High school graduation is an exciting time, but it can be nerve-wracking if you don’t have a plan for after graduation. There are many different pathways you can take after graduation, and it’s essential to find the one that best suits your future. Let’s take a look at some of the pathways you can take after graduation and look at why an apprenticeship might benefit you! Post High School Pathways
- University or 4-year college – One of the most popular (and expected) pathways for students is to pursue an education after high school at a 4-year college. While this is a good option for some students, it isn’t necessarily the best option for all. Depending on what you would like to do as a career, a 4-year college could be counterintuitive. On top of paying tuition for four years and likely needing to take out student loans, you may be able to start a career in the industry without a 4-year degree.
- Community college – Many students opt to attend community college to obtain an associate degree or to complete credits to transfer to a four-year college. With rising tuition costs at universities, community college is a good pathway for students who are trying to save some money and gain an education.
- Enter the workforce – After graduation, some students choose to forgo a continued education and enter straight into the workforce. Whether it is out of choice or necessity, almost 30% of young adults do not further their education after high school. The choice to enter the workforce could result from necessity, such as the need to financially contribute to their family or the rising costs of tuition. Entry-level positions with a high school diploma can lead young adults down many paths but usually have limitations concerning career development.

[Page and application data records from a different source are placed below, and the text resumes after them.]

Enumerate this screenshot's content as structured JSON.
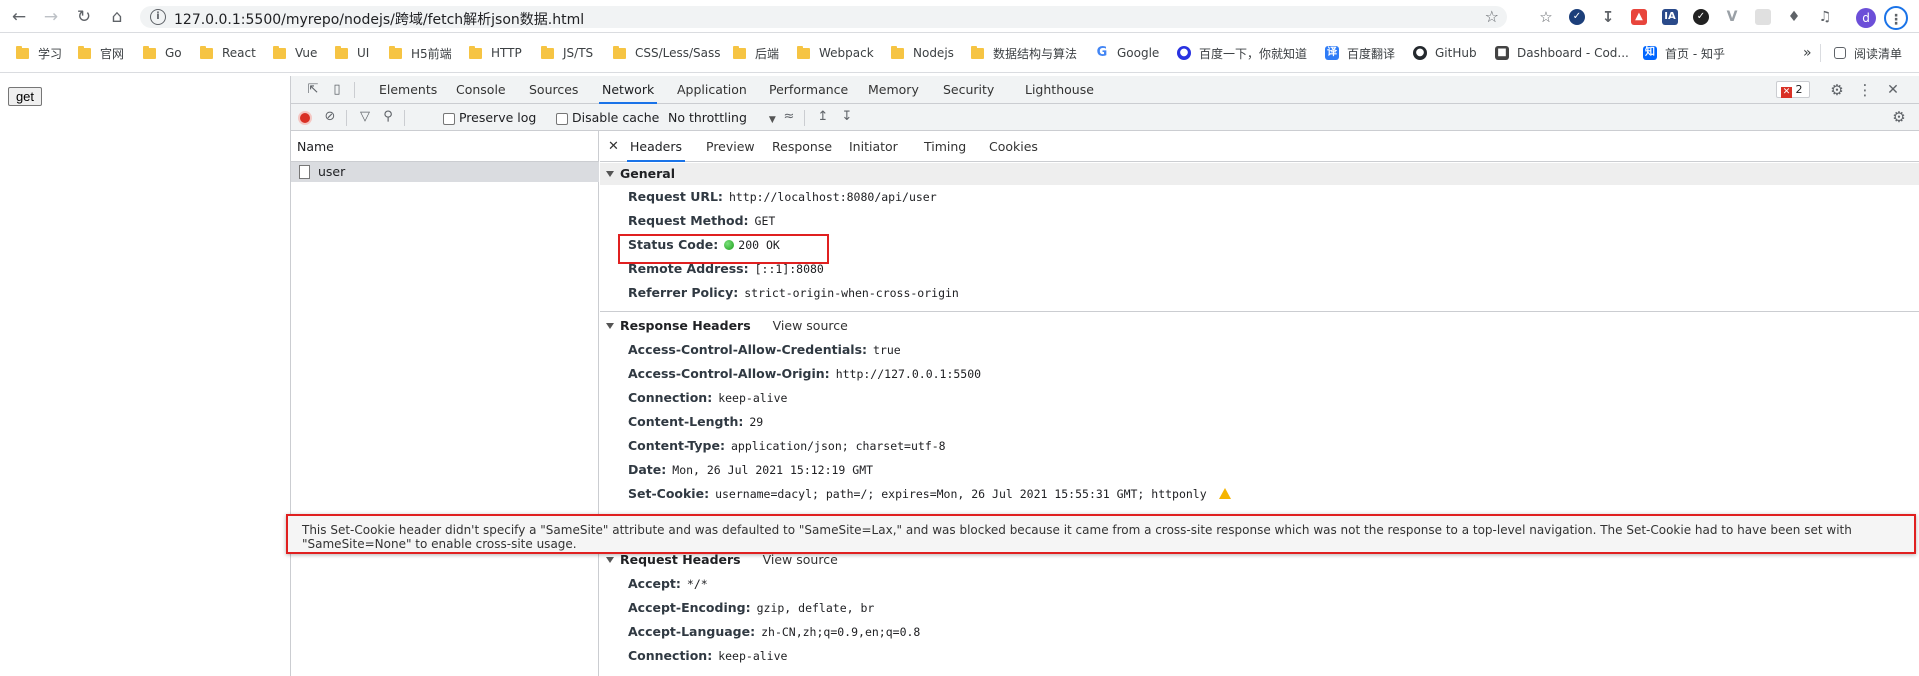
{
  "browser": {
    "url": "127.0.0.1:5500/myrepo/nodejs/跨域/fetch解析json数据.html",
    "bookmarks": [
      {
        "label": "学习",
        "type": "folder"
      },
      {
        "label": "官网",
        "type": "folder"
      },
      {
        "label": "Go",
        "type": "folder"
      },
      {
        "label": "React",
        "type": "folder"
      },
      {
        "label": "Vue",
        "type": "folder"
      },
      {
        "label": "UI",
        "type": "folder"
      },
      {
        "label": "H5前端",
        "type": "folder"
      },
      {
        "label": "HTTP",
        "type": "folder"
      },
      {
        "label": "JS/TS",
        "type": "folder"
      },
      {
        "label": "CSS/Less/Sass",
        "type": "folder"
      },
      {
        "label": "后端",
        "type": "folder"
      },
      {
        "label": "Webpack",
        "type": "folder"
      },
      {
        "label": "Nodejs",
        "type": "folder"
      },
      {
        "label": "数据结构与算法",
        "type": "folder"
      },
      {
        "label": "Google",
        "type": "site"
      },
      {
        "label": "百度一下，你就知道",
        "type": "site"
      },
      {
        "label": "百度翻译",
        "type": "site"
      },
      {
        "label": "GitHub",
        "type": "site"
      },
      {
        "label": "Dashboard - Cod...",
        "type": "site"
      },
      {
        "label": "首页 - 知乎",
        "type": "site"
      }
    ],
    "more_label": "»",
    "reading_list": "阅读清单",
    "profile_initial": "d"
  },
  "page": {
    "get_button": "get"
  },
  "devtools": {
    "tabs": [
      "Elements",
      "Console",
      "Sources",
      "Network",
      "Application",
      "Performance",
      "Memory",
      "Security",
      "Lighthouse"
    ],
    "active_tab": "Network",
    "error_count": "2",
    "toolbar": {
      "preserve_log": "Preserve log",
      "disable_cache": "Disable cache",
      "throttling": "No throttling"
    },
    "name_column": "Name",
    "requests": [
      "user"
    ],
    "detail_tabs": [
      "Headers",
      "Preview",
      "Response",
      "Initiator",
      "Timing",
      "Cookies"
    ],
    "general": {
      "title": "General",
      "rows": [
        {
          "key": "Request URL:",
          "value": "http://localhost:8080/api/user"
        },
        {
          "key": "Request Method:",
          "value": "GET"
        },
        {
          "key": "Status Code:",
          "value": "200 OK"
        },
        {
          "key": "Remote Address:",
          "value": "[::1]:8080"
        },
        {
          "key": "Referrer Policy:",
          "value": "strict-origin-when-cross-origin"
        }
      ]
    },
    "response_headers": {
      "title": "Response Headers",
      "view_source": "View source",
      "rows": [
        {
          "key": "Access-Control-Allow-Credentials:",
          "value": "true"
        },
        {
          "key": "Access-Control-Allow-Origin:",
          "value": "http://127.0.0.1:5500"
        },
        {
          "key": "Connection:",
          "value": "keep-alive"
        },
        {
          "key": "Content-Length:",
          "value": "29"
        },
        {
          "key": "Content-Type:",
          "value": "application/json; charset=utf-8"
        },
        {
          "key": "Date:",
          "value": "Mon, 26 Jul 2021 15:12:19 GMT"
        },
        {
          "key": "Set-Cookie:",
          "value": "username=dacyl; path=/; expires=Mon, 26 Jul 2021 15:55:31 GMT; httponly"
        }
      ]
    },
    "tooltip": "This Set-Cookie header didn't specify a \"SameSite\" attribute and was defaulted to \"SameSite=Lax,\" and was blocked because it came from a cross-site response which was not the response to a top-level navigation. The Set-Cookie had to have been set with \"SameSite=None\" to enable cross-site usage.",
    "request_headers": {
      "title": "Request Headers",
      "view_source": "View source",
      "rows": [
        {
          "key": "Accept:",
          "value": "*/*"
        },
        {
          "key": "Accept-Encoding:",
          "value": "gzip, deflate, br"
        },
        {
          "key": "Accept-Language:",
          "value": "zh-CN,zh;q=0.9,en;q=0.8"
        },
        {
          "key": "Connection:",
          "value": "keep-alive"
        }
      ]
    }
  },
  "colors": {
    "accent": "#1a73e8",
    "highlight_red": "#e02020",
    "status_green": "#1a9e1a"
  }
}
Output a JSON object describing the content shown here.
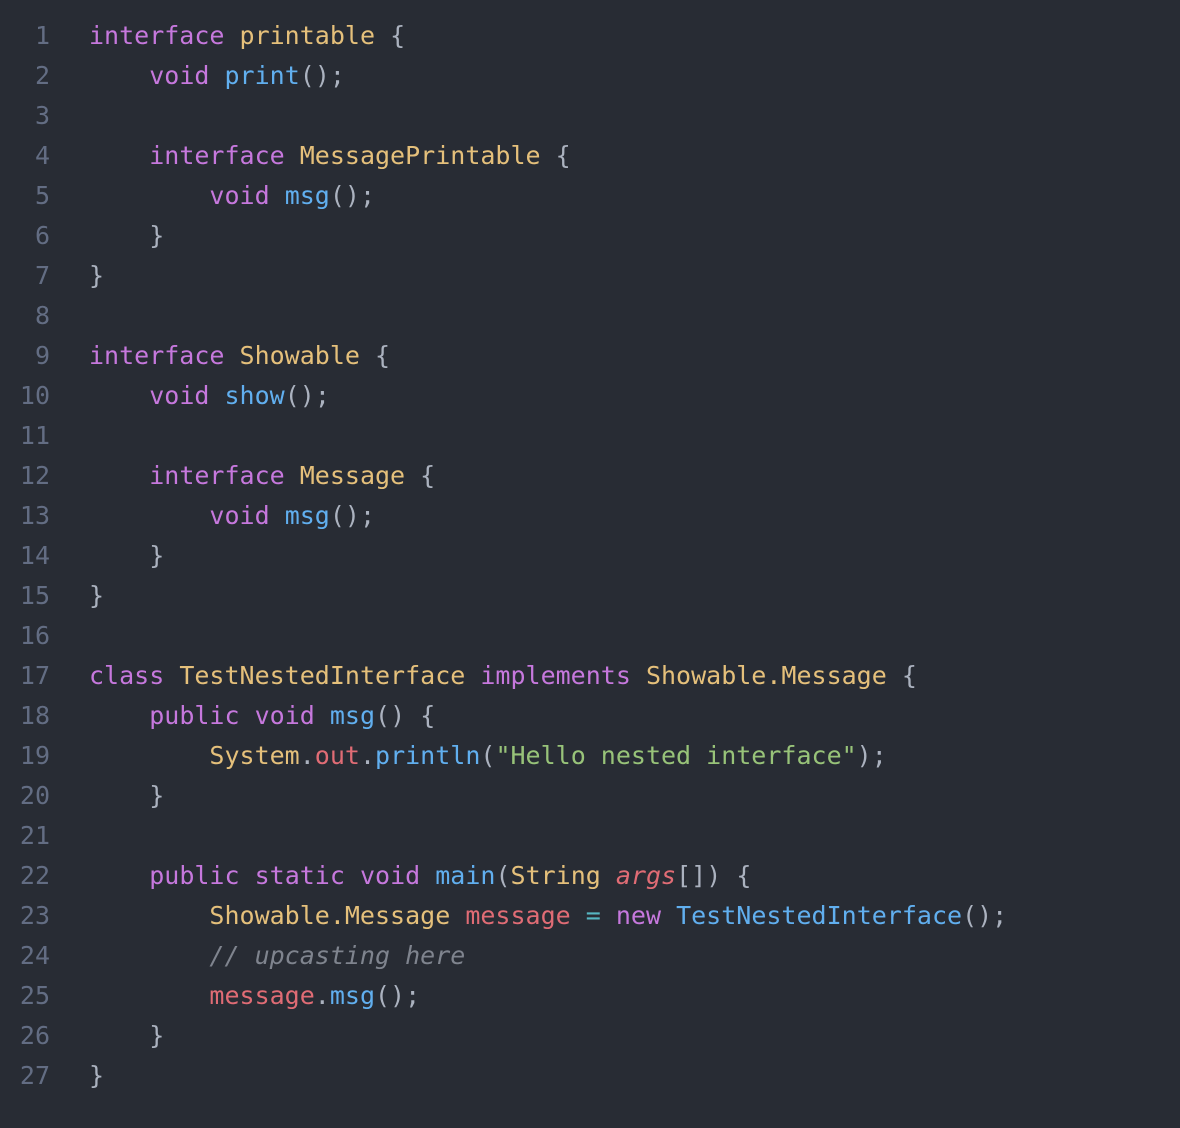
{
  "editor": {
    "language": "java",
    "theme": "one-dark",
    "background_color": "#282c34",
    "gutter_color": "#636d83",
    "total_lines": 27
  },
  "syntax_colors": {
    "keyword": "#c678dd",
    "type": "#e5c07b",
    "function": "#61afef",
    "class": "#61afef",
    "variable": "#e06c75",
    "string": "#98c379",
    "comment": "#7f848e",
    "operator": "#56b6c2",
    "punctuation": "#abb2bf"
  },
  "lines": [
    {
      "n": "1",
      "tokens": [
        {
          "t": "interface",
          "c": "keyword"
        },
        {
          "t": " ",
          "c": "plain"
        },
        {
          "t": "printable",
          "c": "type"
        },
        {
          "t": " ",
          "c": "plain"
        },
        {
          "t": "{",
          "c": "punct"
        }
      ]
    },
    {
      "n": "2",
      "tokens": [
        {
          "t": "    ",
          "c": "plain"
        },
        {
          "t": "void",
          "c": "keyword"
        },
        {
          "t": " ",
          "c": "plain"
        },
        {
          "t": "print",
          "c": "function"
        },
        {
          "t": "();",
          "c": "punct"
        }
      ]
    },
    {
      "n": "3",
      "tokens": []
    },
    {
      "n": "4",
      "tokens": [
        {
          "t": "    ",
          "c": "plain"
        },
        {
          "t": "interface",
          "c": "keyword"
        },
        {
          "t": " ",
          "c": "plain"
        },
        {
          "t": "MessagePrintable",
          "c": "type"
        },
        {
          "t": " ",
          "c": "plain"
        },
        {
          "t": "{",
          "c": "punct"
        }
      ]
    },
    {
      "n": "5",
      "tokens": [
        {
          "t": "        ",
          "c": "plain"
        },
        {
          "t": "void",
          "c": "keyword"
        },
        {
          "t": " ",
          "c": "plain"
        },
        {
          "t": "msg",
          "c": "function"
        },
        {
          "t": "();",
          "c": "punct"
        }
      ]
    },
    {
      "n": "6",
      "tokens": [
        {
          "t": "    ",
          "c": "plain"
        },
        {
          "t": "}",
          "c": "punct"
        }
      ]
    },
    {
      "n": "7",
      "tokens": [
        {
          "t": "}",
          "c": "punct"
        }
      ]
    },
    {
      "n": "8",
      "tokens": []
    },
    {
      "n": "9",
      "tokens": [
        {
          "t": "interface",
          "c": "keyword"
        },
        {
          "t": " ",
          "c": "plain"
        },
        {
          "t": "Showable",
          "c": "type"
        },
        {
          "t": " ",
          "c": "plain"
        },
        {
          "t": "{",
          "c": "punct"
        }
      ]
    },
    {
      "n": "10",
      "tokens": [
        {
          "t": "    ",
          "c": "plain"
        },
        {
          "t": "void",
          "c": "keyword"
        },
        {
          "t": " ",
          "c": "plain"
        },
        {
          "t": "show",
          "c": "function"
        },
        {
          "t": "();",
          "c": "punct"
        }
      ]
    },
    {
      "n": "11",
      "tokens": []
    },
    {
      "n": "12",
      "tokens": [
        {
          "t": "    ",
          "c": "plain"
        },
        {
          "t": "interface",
          "c": "keyword"
        },
        {
          "t": " ",
          "c": "plain"
        },
        {
          "t": "Message",
          "c": "type"
        },
        {
          "t": " ",
          "c": "plain"
        },
        {
          "t": "{",
          "c": "punct"
        }
      ]
    },
    {
      "n": "13",
      "tokens": [
        {
          "t": "        ",
          "c": "plain"
        },
        {
          "t": "void",
          "c": "keyword"
        },
        {
          "t": " ",
          "c": "plain"
        },
        {
          "t": "msg",
          "c": "function"
        },
        {
          "t": "();",
          "c": "punct"
        }
      ]
    },
    {
      "n": "14",
      "tokens": [
        {
          "t": "    ",
          "c": "plain"
        },
        {
          "t": "}",
          "c": "punct"
        }
      ]
    },
    {
      "n": "15",
      "tokens": [
        {
          "t": "}",
          "c": "punct"
        }
      ]
    },
    {
      "n": "16",
      "tokens": []
    },
    {
      "n": "17",
      "tokens": [
        {
          "t": "class",
          "c": "keyword"
        },
        {
          "t": " ",
          "c": "plain"
        },
        {
          "t": "TestNestedInterface",
          "c": "type"
        },
        {
          "t": " ",
          "c": "plain"
        },
        {
          "t": "implements",
          "c": "keyword"
        },
        {
          "t": " ",
          "c": "plain"
        },
        {
          "t": "Showable.Message",
          "c": "type"
        },
        {
          "t": " ",
          "c": "plain"
        },
        {
          "t": "{",
          "c": "punct"
        }
      ]
    },
    {
      "n": "18",
      "tokens": [
        {
          "t": "    ",
          "c": "plain"
        },
        {
          "t": "public",
          "c": "keyword"
        },
        {
          "t": " ",
          "c": "plain"
        },
        {
          "t": "void",
          "c": "keyword"
        },
        {
          "t": " ",
          "c": "plain"
        },
        {
          "t": "msg",
          "c": "function"
        },
        {
          "t": "()",
          "c": "punct"
        },
        {
          "t": " ",
          "c": "plain"
        },
        {
          "t": "{",
          "c": "punct"
        }
      ]
    },
    {
      "n": "19",
      "tokens": [
        {
          "t": "        ",
          "c": "plain"
        },
        {
          "t": "System",
          "c": "type"
        },
        {
          "t": ".",
          "c": "punct"
        },
        {
          "t": "out",
          "c": "variable"
        },
        {
          "t": ".",
          "c": "punct"
        },
        {
          "t": "println",
          "c": "function"
        },
        {
          "t": "(",
          "c": "punct"
        },
        {
          "t": "\"Hello nested interface\"",
          "c": "string"
        },
        {
          "t": ");",
          "c": "punct"
        }
      ]
    },
    {
      "n": "20",
      "tokens": [
        {
          "t": "    ",
          "c": "plain"
        },
        {
          "t": "}",
          "c": "punct"
        }
      ]
    },
    {
      "n": "21",
      "tokens": []
    },
    {
      "n": "22",
      "tokens": [
        {
          "t": "    ",
          "c": "plain"
        },
        {
          "t": "public",
          "c": "keyword"
        },
        {
          "t": " ",
          "c": "plain"
        },
        {
          "t": "static",
          "c": "keyword"
        },
        {
          "t": " ",
          "c": "plain"
        },
        {
          "t": "void",
          "c": "keyword"
        },
        {
          "t": " ",
          "c": "plain"
        },
        {
          "t": "main",
          "c": "function"
        },
        {
          "t": "(",
          "c": "punct"
        },
        {
          "t": "String",
          "c": "type"
        },
        {
          "t": " ",
          "c": "plain"
        },
        {
          "t": "args",
          "c": "variable-italic"
        },
        {
          "t": "[])",
          "c": "punct"
        },
        {
          "t": " ",
          "c": "plain"
        },
        {
          "t": "{",
          "c": "punct"
        }
      ]
    },
    {
      "n": "23",
      "tokens": [
        {
          "t": "        ",
          "c": "plain"
        },
        {
          "t": "Showable.Message",
          "c": "type"
        },
        {
          "t": " ",
          "c": "plain"
        },
        {
          "t": "message",
          "c": "variable"
        },
        {
          "t": " ",
          "c": "plain"
        },
        {
          "t": "=",
          "c": "operator"
        },
        {
          "t": " ",
          "c": "plain"
        },
        {
          "t": "new",
          "c": "keyword"
        },
        {
          "t": " ",
          "c": "plain"
        },
        {
          "t": "TestNestedInterface",
          "c": "class"
        },
        {
          "t": "();",
          "c": "punct"
        }
      ]
    },
    {
      "n": "24",
      "tokens": [
        {
          "t": "        ",
          "c": "plain"
        },
        {
          "t": "// upcasting here",
          "c": "comment"
        }
      ]
    },
    {
      "n": "25",
      "tokens": [
        {
          "t": "        ",
          "c": "plain"
        },
        {
          "t": "message",
          "c": "variable"
        },
        {
          "t": ".",
          "c": "punct"
        },
        {
          "t": "msg",
          "c": "function"
        },
        {
          "t": "();",
          "c": "punct"
        }
      ]
    },
    {
      "n": "26",
      "tokens": [
        {
          "t": "    ",
          "c": "plain"
        },
        {
          "t": "}",
          "c": "punct"
        }
      ]
    },
    {
      "n": "27",
      "tokens": [
        {
          "t": "}",
          "c": "punct"
        }
      ]
    }
  ]
}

- Internship – Some students might opt to participate in a summer internship after graduation. Internships offer valuable experience to students and are something you can put on your resume for future employment. However, they are typically unpaid, so the option relies on whether you can afford the opportunity.
- Apprenticeship – An often-overlooked option for continuing your education after graduation is an apprenticeship program. Apprenticeship programs offer students an education and experience within their chosen field – while getting paid. The goal of apprenticeship programs is for the apprentice to grow into a career with the company they start at, which takes the stress of the job search away from young adults.
- Hands-on experience – With an apprenticeship, you gain hands-on experience in the field you plan on entering. While you will gain the knowledge needed for the career, you will also learn technical skills in a real-life work environment.
- Learn while you earn – In addition to gaining hands-on experience, with an apprenticeship you will also earn money while gaining that experience. One of the biggest benefits of an apprenticeship is that you earn while you learn, making it an excellent option for those who want to get an education, but need a steady income.
- Pathway to a career – Apprenticeships serve as a pathway to the career you intend to pursue, usually with the company you serve an apprenticeship with! By getting to know the company through an apprenticeship, you have a better chance of maintaining a career with them, which eliminates the stress of job-hunting and allows you to create a pathway to success within your chosen career.
- Gain an education with little to no debt – Many apprenticeships are employer-sponsored, meaning your education is paid for as long as you accept the apprenticeship or employment offer. This is a great way to enroll in a training program at no out-of-pocket cost.
- Kickstart your career – Many students who attend community or 4-year college, or even boot camp training programs, will have to wait longer to enter the workforce. With an apprenticeship program, you will kickstart your career and become that much closer to promotions and advancements within your profession.
- Software Development – As a software developer, your role in the workforce will range from being a software engineer to a web developer. You may be doing computer programming, designing application software, or evaluating emerging technologies. If you have an interest in coding and creativity, software development might be the field for you.
- Cyber Security – With the growing use of technology by organizations everywhere, cyber security is only becoming more important. As a cyber security analyst, you are the first line of defense against cyber-attacks. You’ll be responsible for making sure critical infrastructure stays online so that sensitive information can be protected.
- End-User Computing – End-user computing technicians provide technical support to users who are not familiar with systems. You’ll help support operating systems and organizations.
- Software Testing – As a software tester, you are responsible for testing systems and applications software. You will act as a quality control operator for all software at an organization, which is an important step in making sure different applications run smoothly.
- Network Administration – As a network administrator, you will be responsible for supervising and monitoring the networking and communication systems of the company. By monitoring and troubleshooting network availability, you help to ensure the company stays operational at all times.